BRIEF: In the material below, identify each line bearing the word "Nodes". Reproduce those lines.

━━ RECORDS FOR THIS EXERCISE

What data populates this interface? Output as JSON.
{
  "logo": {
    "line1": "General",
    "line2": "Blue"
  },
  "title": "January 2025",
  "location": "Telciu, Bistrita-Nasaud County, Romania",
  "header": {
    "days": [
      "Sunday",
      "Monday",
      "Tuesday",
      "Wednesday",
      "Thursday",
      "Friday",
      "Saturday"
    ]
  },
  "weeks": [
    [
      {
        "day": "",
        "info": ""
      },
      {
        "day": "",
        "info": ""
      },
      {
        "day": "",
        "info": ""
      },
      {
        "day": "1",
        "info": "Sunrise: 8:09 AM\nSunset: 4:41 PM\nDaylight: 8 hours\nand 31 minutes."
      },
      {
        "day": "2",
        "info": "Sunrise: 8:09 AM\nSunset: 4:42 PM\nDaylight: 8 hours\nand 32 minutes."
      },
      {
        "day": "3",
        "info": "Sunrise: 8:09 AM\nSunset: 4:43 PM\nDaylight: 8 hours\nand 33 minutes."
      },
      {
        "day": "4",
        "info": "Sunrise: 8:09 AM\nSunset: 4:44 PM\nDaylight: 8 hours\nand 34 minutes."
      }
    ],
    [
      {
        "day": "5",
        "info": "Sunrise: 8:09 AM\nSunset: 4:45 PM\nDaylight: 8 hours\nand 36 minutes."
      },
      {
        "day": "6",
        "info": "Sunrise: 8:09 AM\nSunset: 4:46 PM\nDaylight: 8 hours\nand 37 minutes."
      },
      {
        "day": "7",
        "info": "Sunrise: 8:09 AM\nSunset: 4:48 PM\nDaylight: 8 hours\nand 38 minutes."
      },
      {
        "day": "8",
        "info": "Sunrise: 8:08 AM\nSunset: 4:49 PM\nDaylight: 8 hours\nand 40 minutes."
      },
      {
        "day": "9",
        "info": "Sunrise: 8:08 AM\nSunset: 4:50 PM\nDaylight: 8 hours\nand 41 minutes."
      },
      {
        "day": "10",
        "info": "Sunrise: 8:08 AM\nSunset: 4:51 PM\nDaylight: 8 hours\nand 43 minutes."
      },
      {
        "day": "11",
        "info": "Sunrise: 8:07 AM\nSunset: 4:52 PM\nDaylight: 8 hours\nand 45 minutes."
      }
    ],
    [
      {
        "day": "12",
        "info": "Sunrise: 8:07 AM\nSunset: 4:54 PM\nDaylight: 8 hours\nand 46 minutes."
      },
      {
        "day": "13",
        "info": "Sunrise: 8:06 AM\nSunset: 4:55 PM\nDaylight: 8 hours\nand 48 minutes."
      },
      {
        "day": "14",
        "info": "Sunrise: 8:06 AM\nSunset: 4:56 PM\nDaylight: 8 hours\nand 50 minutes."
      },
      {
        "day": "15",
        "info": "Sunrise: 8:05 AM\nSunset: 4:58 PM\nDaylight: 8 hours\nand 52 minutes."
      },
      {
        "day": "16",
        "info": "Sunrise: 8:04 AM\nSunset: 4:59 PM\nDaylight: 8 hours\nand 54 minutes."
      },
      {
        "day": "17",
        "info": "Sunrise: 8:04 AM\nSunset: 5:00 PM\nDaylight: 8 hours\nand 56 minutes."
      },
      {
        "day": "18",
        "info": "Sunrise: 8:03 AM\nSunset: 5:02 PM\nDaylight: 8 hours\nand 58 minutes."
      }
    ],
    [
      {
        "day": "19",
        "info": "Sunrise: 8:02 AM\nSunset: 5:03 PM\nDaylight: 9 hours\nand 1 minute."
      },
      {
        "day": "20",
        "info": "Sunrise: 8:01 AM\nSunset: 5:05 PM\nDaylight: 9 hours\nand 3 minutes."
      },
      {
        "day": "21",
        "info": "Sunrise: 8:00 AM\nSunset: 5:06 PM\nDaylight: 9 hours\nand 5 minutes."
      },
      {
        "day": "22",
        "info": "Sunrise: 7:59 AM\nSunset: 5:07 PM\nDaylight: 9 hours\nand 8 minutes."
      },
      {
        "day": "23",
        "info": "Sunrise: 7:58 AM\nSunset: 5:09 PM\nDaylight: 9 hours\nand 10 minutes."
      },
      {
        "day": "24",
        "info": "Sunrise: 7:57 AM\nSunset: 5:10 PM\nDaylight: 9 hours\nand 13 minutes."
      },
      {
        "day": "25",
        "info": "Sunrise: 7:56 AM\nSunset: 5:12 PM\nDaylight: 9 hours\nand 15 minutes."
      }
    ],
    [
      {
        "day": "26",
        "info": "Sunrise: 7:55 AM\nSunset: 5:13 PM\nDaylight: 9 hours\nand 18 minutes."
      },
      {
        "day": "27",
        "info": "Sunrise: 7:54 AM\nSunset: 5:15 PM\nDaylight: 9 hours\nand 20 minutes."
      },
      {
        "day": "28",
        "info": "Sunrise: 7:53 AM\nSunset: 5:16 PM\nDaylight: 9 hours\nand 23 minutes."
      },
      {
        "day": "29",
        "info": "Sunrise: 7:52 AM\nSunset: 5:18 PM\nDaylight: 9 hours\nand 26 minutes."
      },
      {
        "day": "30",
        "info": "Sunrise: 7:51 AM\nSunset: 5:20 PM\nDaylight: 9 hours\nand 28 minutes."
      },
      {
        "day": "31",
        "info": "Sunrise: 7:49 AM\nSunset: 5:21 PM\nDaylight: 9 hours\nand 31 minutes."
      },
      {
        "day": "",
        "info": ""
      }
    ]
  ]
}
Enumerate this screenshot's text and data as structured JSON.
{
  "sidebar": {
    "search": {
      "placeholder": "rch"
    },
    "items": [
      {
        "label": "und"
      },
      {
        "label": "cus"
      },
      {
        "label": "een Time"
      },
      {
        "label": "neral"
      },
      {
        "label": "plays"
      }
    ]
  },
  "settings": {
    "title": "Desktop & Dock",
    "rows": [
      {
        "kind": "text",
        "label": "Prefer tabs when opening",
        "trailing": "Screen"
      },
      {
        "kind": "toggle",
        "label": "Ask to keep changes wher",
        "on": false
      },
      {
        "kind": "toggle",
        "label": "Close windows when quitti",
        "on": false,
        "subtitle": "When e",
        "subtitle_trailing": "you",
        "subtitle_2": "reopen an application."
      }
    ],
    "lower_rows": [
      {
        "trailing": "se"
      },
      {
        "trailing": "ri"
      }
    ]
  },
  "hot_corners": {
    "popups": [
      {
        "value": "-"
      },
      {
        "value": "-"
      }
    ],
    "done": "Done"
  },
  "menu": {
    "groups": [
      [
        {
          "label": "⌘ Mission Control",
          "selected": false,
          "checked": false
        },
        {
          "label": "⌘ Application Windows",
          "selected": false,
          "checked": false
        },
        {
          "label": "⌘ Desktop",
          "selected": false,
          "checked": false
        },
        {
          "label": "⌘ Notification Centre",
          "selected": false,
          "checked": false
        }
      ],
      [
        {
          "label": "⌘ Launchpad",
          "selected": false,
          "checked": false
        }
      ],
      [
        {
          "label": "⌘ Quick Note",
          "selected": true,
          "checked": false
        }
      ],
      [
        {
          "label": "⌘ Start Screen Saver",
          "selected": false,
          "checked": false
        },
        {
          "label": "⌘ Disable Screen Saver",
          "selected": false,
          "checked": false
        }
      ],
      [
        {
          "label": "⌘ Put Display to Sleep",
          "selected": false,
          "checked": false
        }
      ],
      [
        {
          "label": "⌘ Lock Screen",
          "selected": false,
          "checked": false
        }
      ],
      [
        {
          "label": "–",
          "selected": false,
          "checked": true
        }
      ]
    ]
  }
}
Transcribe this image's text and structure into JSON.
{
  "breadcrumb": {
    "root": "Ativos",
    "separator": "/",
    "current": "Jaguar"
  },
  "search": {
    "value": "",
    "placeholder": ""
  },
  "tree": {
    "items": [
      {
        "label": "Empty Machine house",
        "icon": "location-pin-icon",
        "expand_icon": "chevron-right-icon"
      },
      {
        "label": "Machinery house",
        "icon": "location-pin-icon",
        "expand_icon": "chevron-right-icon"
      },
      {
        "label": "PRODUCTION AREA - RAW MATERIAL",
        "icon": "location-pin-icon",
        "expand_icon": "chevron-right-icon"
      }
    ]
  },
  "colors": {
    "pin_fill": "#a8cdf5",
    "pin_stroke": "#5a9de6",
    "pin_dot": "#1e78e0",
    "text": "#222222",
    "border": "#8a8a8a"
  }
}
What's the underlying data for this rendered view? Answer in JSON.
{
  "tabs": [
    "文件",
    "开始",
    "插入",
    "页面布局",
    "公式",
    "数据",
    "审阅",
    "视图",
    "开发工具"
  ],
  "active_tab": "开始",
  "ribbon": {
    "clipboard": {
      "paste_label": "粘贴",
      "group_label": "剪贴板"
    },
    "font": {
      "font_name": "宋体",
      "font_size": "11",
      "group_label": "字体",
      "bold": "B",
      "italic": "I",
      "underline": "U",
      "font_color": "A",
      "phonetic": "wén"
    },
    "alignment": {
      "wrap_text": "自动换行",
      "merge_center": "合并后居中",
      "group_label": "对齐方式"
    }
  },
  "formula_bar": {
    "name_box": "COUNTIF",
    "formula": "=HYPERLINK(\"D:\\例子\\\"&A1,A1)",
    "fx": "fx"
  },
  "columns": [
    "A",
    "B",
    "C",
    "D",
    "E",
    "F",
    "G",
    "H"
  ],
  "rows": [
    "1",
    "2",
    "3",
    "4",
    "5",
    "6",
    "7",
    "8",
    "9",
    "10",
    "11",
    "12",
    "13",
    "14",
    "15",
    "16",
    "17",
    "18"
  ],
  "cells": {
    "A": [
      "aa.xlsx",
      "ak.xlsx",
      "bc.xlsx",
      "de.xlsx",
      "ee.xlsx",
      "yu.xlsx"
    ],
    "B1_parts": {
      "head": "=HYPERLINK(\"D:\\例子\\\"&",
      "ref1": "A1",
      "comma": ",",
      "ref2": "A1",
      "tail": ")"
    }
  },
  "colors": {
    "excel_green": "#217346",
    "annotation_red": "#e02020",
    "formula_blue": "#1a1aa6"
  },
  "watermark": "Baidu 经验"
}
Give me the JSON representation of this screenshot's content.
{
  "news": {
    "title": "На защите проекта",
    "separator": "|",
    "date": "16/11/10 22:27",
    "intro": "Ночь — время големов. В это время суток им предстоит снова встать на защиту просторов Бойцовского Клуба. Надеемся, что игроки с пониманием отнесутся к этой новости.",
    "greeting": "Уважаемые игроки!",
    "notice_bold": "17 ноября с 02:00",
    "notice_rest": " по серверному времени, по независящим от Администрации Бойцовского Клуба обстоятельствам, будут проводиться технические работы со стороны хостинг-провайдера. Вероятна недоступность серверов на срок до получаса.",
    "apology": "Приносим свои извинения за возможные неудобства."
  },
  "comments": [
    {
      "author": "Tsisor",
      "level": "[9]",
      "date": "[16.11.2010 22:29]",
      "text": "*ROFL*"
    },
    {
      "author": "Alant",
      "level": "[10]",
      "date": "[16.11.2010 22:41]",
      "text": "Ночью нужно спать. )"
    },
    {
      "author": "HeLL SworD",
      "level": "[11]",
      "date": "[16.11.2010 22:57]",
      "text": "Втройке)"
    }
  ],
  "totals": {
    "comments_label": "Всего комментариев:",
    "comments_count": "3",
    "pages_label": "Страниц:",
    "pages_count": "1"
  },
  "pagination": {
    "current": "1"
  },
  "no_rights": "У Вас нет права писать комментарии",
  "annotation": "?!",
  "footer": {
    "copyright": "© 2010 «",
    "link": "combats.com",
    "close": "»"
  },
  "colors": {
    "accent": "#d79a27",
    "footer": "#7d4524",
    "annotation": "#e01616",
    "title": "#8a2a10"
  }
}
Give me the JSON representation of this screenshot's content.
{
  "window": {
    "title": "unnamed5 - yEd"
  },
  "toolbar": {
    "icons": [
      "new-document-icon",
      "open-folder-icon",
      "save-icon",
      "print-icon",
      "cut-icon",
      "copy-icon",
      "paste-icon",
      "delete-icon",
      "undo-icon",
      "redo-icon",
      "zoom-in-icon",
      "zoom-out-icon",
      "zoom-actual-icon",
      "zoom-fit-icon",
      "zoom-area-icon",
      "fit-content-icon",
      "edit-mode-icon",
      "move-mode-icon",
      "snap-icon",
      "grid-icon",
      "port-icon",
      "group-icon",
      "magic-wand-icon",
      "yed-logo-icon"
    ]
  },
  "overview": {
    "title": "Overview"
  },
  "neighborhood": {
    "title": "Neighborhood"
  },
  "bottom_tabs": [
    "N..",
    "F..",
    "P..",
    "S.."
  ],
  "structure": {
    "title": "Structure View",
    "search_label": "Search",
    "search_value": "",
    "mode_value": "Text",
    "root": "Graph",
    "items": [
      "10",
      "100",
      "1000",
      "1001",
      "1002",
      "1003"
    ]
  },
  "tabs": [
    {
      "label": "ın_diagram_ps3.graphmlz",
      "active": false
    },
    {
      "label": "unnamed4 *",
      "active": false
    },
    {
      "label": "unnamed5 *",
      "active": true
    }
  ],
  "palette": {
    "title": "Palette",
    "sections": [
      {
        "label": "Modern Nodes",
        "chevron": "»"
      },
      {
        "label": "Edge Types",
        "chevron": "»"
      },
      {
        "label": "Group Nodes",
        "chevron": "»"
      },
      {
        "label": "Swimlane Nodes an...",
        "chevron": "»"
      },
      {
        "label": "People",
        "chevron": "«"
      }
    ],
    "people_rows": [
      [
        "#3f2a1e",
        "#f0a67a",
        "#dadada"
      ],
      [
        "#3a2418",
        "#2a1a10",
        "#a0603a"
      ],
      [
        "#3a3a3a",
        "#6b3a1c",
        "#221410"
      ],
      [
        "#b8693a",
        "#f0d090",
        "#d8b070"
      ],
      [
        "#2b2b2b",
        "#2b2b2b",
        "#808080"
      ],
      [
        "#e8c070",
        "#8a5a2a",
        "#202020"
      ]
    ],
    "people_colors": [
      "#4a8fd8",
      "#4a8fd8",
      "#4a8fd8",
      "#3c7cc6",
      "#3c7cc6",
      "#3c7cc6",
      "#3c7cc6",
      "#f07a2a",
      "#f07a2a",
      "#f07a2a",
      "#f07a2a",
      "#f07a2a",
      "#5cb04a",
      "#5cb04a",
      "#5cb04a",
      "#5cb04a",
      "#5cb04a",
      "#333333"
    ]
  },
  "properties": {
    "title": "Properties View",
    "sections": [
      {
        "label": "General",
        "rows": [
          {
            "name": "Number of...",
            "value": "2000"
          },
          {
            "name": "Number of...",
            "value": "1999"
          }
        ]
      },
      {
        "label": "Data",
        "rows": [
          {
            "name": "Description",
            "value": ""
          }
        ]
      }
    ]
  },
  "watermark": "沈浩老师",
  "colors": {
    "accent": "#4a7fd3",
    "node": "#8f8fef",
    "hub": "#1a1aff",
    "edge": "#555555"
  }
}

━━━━

EXERCISE RESPONSE:
        "label": "Modern Nodes",
        "label": "Group Nodes",
        "label": "Swimlane Nodes an...",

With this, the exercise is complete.